The situation may improve for the Finnish brand this year. The three mobile service operators ― SK Telecom, KTF and LG Telecom ― have said they are working on plans to sell foreign-made phones such as Nokia, Sony-Ericsson and the Apple iPhone as early as this year. The government's regulations on mobile phones, which have acted as a non-tariff barrier to foreign manufacturers, are likely to be eased as well.
Nokia and its Korean counterparts have not confirmed this.
``We have always said that we are open to exploring opportunities in Korea if and when there is acceptance from Korean telecom operators of Open Mobile Architecture,'' Louise Ingram, communications manager of Nokia's Asia-Pacific region, said in an e-mail to The Korea Times.
There are ongoing negotiations on the sale of Nokia's multimedia phones, multiple sources say. A high-ranking official of one of the firms said that SK Telecom and KTF are playing a tug-of-war with the company about the modification of smart-phone models, especially the popular S60 series, to fit South Korea's regulatory and technological standards.

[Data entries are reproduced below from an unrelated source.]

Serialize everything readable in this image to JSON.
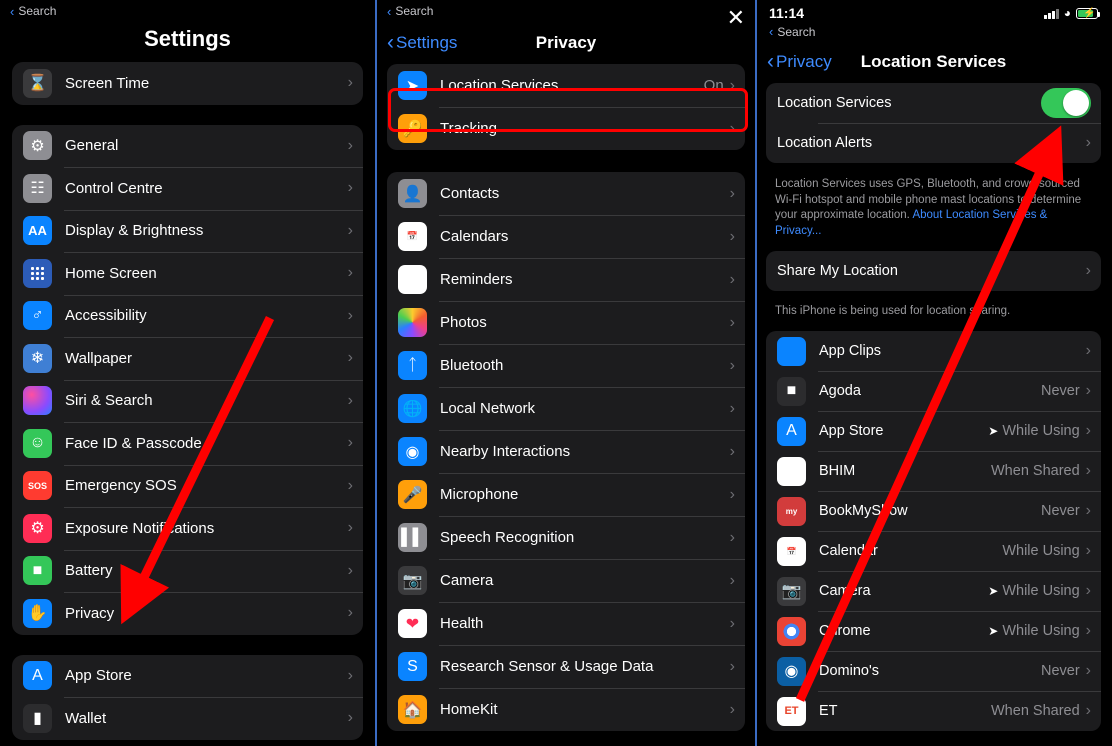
{
  "colors": {
    "accent_blue": "#0a84ff",
    "tint_blue": "#3e8bff",
    "green": "#34c759",
    "highlight_red": "#ff0000",
    "panel_bg": "#1c1c1e",
    "secondary_text": "#8e8e93"
  },
  "panel1": {
    "search_remnant": "Search",
    "title": "Settings",
    "group1": [
      {
        "label": "Screen Time",
        "icon": "hourglass-icon",
        "value": "",
        "chevron": "›"
      }
    ],
    "group2": [
      {
        "label": "General",
        "icon": "gear-icon",
        "value": "",
        "chevron": "›"
      },
      {
        "label": "Control Centre",
        "icon": "control-centre-icon",
        "value": "",
        "chevron": "›"
      },
      {
        "label": "Display & Brightness",
        "icon": "display-brightness-icon",
        "value": "",
        "chevron": "›"
      },
      {
        "label": "Home Screen",
        "icon": "home-screen-icon",
        "value": "",
        "chevron": "›"
      },
      {
        "label": "Accessibility",
        "icon": "accessibility-icon",
        "value": "",
        "chevron": "›"
      },
      {
        "label": "Wallpaper",
        "icon": "wallpaper-icon",
        "value": "",
        "chevron": "›"
      },
      {
        "label": "Siri & Search",
        "icon": "siri-icon",
        "value": "",
        "chevron": "›"
      },
      {
        "label": "Face ID & Passcode",
        "icon": "face-id-icon",
        "value": "",
        "chevron": "›"
      },
      {
        "label": "Emergency SOS",
        "icon": "sos-icon",
        "value": "",
        "chevron": "›"
      },
      {
        "label": "Exposure Notifications",
        "icon": "exposure-notifications-icon",
        "value": "",
        "chevron": "›"
      },
      {
        "label": "Battery",
        "icon": "battery-icon",
        "value": "",
        "chevron": "›"
      },
      {
        "label": "Privacy",
        "icon": "privacy-hand-icon",
        "value": "",
        "chevron": "›"
      }
    ],
    "group3": [
      {
        "label": "App Store",
        "icon": "app-store-icon",
        "value": "",
        "chevron": "›"
      },
      {
        "label": "Wallet",
        "icon": "wallet-icon",
        "value": "",
        "chevron": "›"
      }
    ]
  },
  "panel2": {
    "search_remnant": "Search",
    "back_label": "Settings",
    "title": "Privacy",
    "close_glyph": "✕",
    "group1": [
      {
        "label": "Location Services",
        "icon": "location-arrow-icon",
        "value": "On",
        "chevron": "›"
      },
      {
        "label": "Tracking",
        "icon": "tracking-icon",
        "value": "",
        "chevron": "›"
      }
    ],
    "group2": [
      {
        "label": "Contacts",
        "icon": "contacts-icon",
        "value": "",
        "chevron": "›"
      },
      {
        "label": "Calendars",
        "icon": "calendars-icon",
        "value": "",
        "chevron": "›"
      },
      {
        "label": "Reminders",
        "icon": "reminders-icon",
        "value": "",
        "chevron": "›"
      },
      {
        "label": "Photos",
        "icon": "photos-icon",
        "value": "",
        "chevron": "›"
      },
      {
        "label": "Bluetooth",
        "icon": "bluetooth-icon",
        "value": "",
        "chevron": "›"
      },
      {
        "label": "Local Network",
        "icon": "local-network-icon",
        "value": "",
        "chevron": "›"
      },
      {
        "label": "Nearby Interactions",
        "icon": "nearby-interactions-icon",
        "value": "",
        "chevron": "›"
      },
      {
        "label": "Microphone",
        "icon": "microphone-icon",
        "value": "",
        "chevron": "›"
      },
      {
        "label": "Speech Recognition",
        "icon": "speech-recognition-icon",
        "value": "",
        "chevron": "›"
      },
      {
        "label": "Camera",
        "icon": "camera-icon",
        "value": "",
        "chevron": "›"
      },
      {
        "label": "Health",
        "icon": "health-heart-icon",
        "value": "",
        "chevron": "›"
      },
      {
        "label": "Research Sensor & Usage Data",
        "icon": "research-sensor-icon",
        "value": "",
        "chevron": "›"
      },
      {
        "label": "HomeKit",
        "icon": "homekit-icon",
        "value": "",
        "chevron": "›"
      }
    ]
  },
  "panel3": {
    "status": {
      "time": "11:14",
      "search_remnant": "Search"
    },
    "back_label": "Privacy",
    "title": "Location Services",
    "group1": [
      {
        "label": "Location Services",
        "control": "toggle-on"
      },
      {
        "label": "Location Alerts",
        "chevron": "›"
      }
    ],
    "footnote_prefix": "Location Services uses GPS, Bluetooth, and crowd-sourced Wi-Fi hotspot and mobile phone mast locations to determine your approximate location. ",
    "footnote_link": "About Location Services & Privacy...",
    "share": {
      "label": "Share My Location",
      "chevron": "›"
    },
    "share_footnote": "This iPhone is being used for location sharing.",
    "apps": [
      {
        "label": "App Clips",
        "icon": "app-clips-icon",
        "value": "",
        "arrow": false,
        "chevron": "›"
      },
      {
        "label": "Agoda",
        "icon": "agoda-icon",
        "value": "Never",
        "arrow": false,
        "chevron": "›"
      },
      {
        "label": "App Store",
        "icon": "app-store-icon",
        "value": "While Using",
        "arrow": true,
        "chevron": "›"
      },
      {
        "label": "BHIM",
        "icon": "bhim-icon",
        "value": "When Shared",
        "arrow": false,
        "chevron": "›"
      },
      {
        "label": "BookMyShow",
        "icon": "bookmyshow-icon",
        "value": "Never",
        "arrow": false,
        "chevron": "›"
      },
      {
        "label": "Calendar",
        "icon": "calendar-icon",
        "value": "While Using",
        "arrow": false,
        "chevron": "›"
      },
      {
        "label": "Camera",
        "icon": "camera-icon",
        "value": "While Using",
        "arrow": true,
        "chevron": "›"
      },
      {
        "label": "Chrome",
        "icon": "chrome-icon",
        "value": "While Using",
        "arrow": true,
        "chevron": "›"
      },
      {
        "label": "Domino's",
        "icon": "dominos-icon",
        "value": "Never",
        "arrow": false,
        "chevron": "›"
      },
      {
        "label": "ET",
        "icon": "et-icon",
        "value": "When Shared",
        "arrow": false,
        "chevron": "›"
      }
    ]
  },
  "annotations": {
    "highlight_box_target": "Location Services",
    "arrow1_target": "Privacy",
    "arrow2_target": "Location Services toggle"
  }
}
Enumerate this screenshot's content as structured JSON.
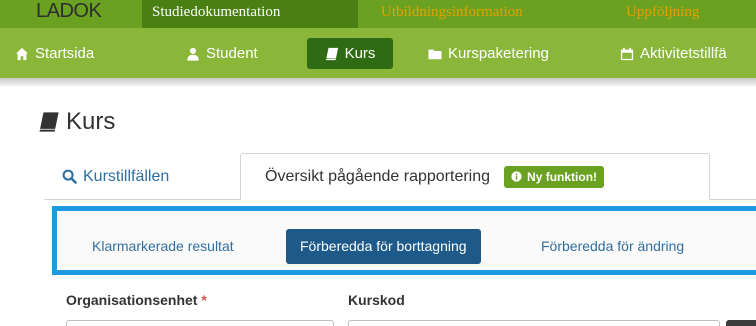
{
  "app": {
    "logo_text": "LADOK",
    "top_tabs": [
      {
        "label": "Studiedokumentation",
        "active": true
      },
      {
        "label": "Utbildningsinformation",
        "active": false
      },
      {
        "label": "Uppföljning",
        "active": false
      }
    ]
  },
  "nav": {
    "items": [
      {
        "label": "Startsida",
        "icon": "home-icon"
      },
      {
        "label": "Student",
        "icon": "user-icon"
      },
      {
        "label": "Kurs",
        "icon": "book-icon",
        "active": true
      },
      {
        "label": "Kurspaketering",
        "icon": "folder-icon"
      },
      {
        "label": "Aktivitetstillfä",
        "icon": "calendar-icon"
      }
    ]
  },
  "page": {
    "title": "Kurs",
    "title_icon": "book-icon"
  },
  "tabs": [
    {
      "label": "Kurstillfällen",
      "icon": "search-icon",
      "active": false
    },
    {
      "label": "Översikt pågående rapportering",
      "active": true,
      "badge": "Ny funktion!"
    }
  ],
  "subtabs": [
    {
      "label": "Klarmarkerade resultat",
      "active": false
    },
    {
      "label": "Förberedda för borttagning",
      "active": true
    },
    {
      "label": "Förberedda för ändring",
      "active": false
    }
  ],
  "form": {
    "org_label": "Organisationsenhet",
    "org_required_mark": "*",
    "course_code_label": "Kurskod"
  },
  "colors": {
    "topbar": "#6aa121",
    "navbar": "#8ab63a",
    "nav_active": "#2f6b13",
    "highlight_border": "#1e9ae0",
    "subtab_active": "#1d5a8a",
    "link": "#2f6f9f",
    "badge": "#6aa121",
    "required": "#d9534f"
  }
}
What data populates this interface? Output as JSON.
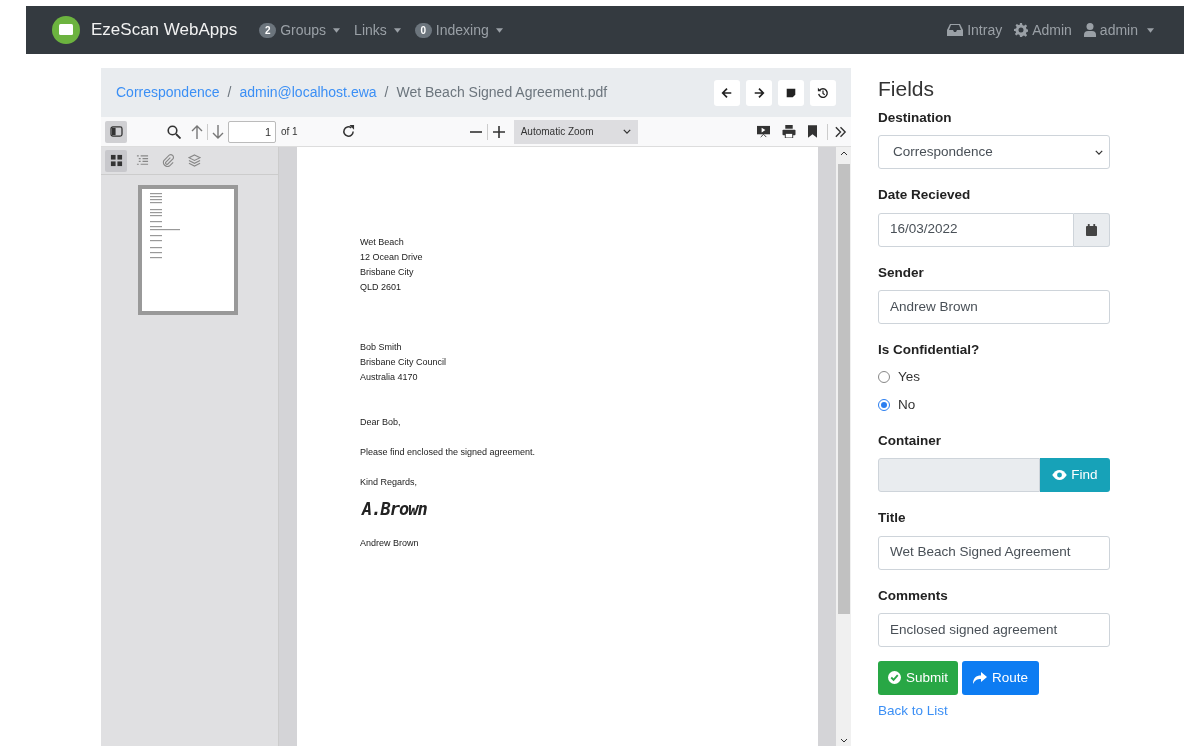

And the Korean firms have recently become less fussy and more active in the negotiations, he said.
``Nokia can provide WCDMA phones at unmatched prices thanks to its history of making such phones and its global logistics network. It is an attractive option for Korean mobile service firms who are again engaged in a marketing war with the launch of the WCDMA service,'' the source said on condition of anonymity.
The reason that Nokia is receiving fresh attention in Korea after years of being ignored is the introduction of the so-called third-generation mobile platform, or WCDMA (wideband code division multiple access), last year.
South Korea is one of the few countries that use the mobile communication platform called CDMA, while the rest of the world uses GSM platform. Along with regulatory issues, the decision to take the CDMA side has differentiated South Korea from other big markets, which has benefited Korean phone makers in competition with GSM-focused makers such as Nokia at the expense of consumers.
Since WCDMA is an universal platform and the Finnish brand owns many core technologies there and can produce good phones at lower prices compared to other makers, it has a good shot at beating out Korean makers once it is given a level ground to compete on, the source said.
Another opportunity for the company is the government's plan to open the mobile phone market to new players other than the three existing carriers.
According to the plan, new firms can sell mobile phones that operate on the networks of either of the three firms for a fee. Foreign phone makers may consider using the chance to set up their own sales channel in Korea because they have been obstructed by mobile operators' power here and have been discriminated against, said Kim Hoi-taek, an analyst at Infides, a consulting firm in Seoul.
Many believe that once it is unleashed from the government's regulations, Nokia can prevail here as it has been in other nations. It has been the No. 1 mobile device manufacturer since 1998. Last year, it held 40 percent of the global mobile phone market, which was bigger than the sum of the shares of Samsung, Motorola and Sony-Ericsson. Moreover, the gap between Nokia and others is continuing to expand.
Even more astounding than its sales volume is the phone maker's ability to create profit. While the operating margin at Samsung, Sony-Ericsson and LG are around 10 percent of their sales, Nokia raised its margin to 24 percent of sales in the fourth quarter of 2007.
The firm attributes such stellar performance to various aspects such as brand, wide product portfolio, large production scale, efficient global production and distribution and technology leadership. It has also received a good reputation from pundits for its commitment to openness and open platforms.
Ironically, South Korea has been of assistance to Nokia's success. The company operates a phone manufacturing subsidiary named Nokia TMC in Masan, South Gyeongsang Province, which is one of its major global manufacturing bases.
This year, the plant aims to produce 41 million phones, about half of what Samsung Electronics makes in its Korean factories.
``We actually have a large presence in Korea with one of our key factory facilities located in Masan,'' said Ingram, the Nokia public relations official.
``Today, Nokia TMC is the largest mobile phone manufacturing facility in South Korea while being one of Nokia's largest manufacturing centers worldwide. Together with our other manufacturing facilities located in Asia such as in India and China, our factory in Korea helps provide Nokia products for worldwide sales, so Korea is a very important center of manufacturing excellence for Nokia,'' she said.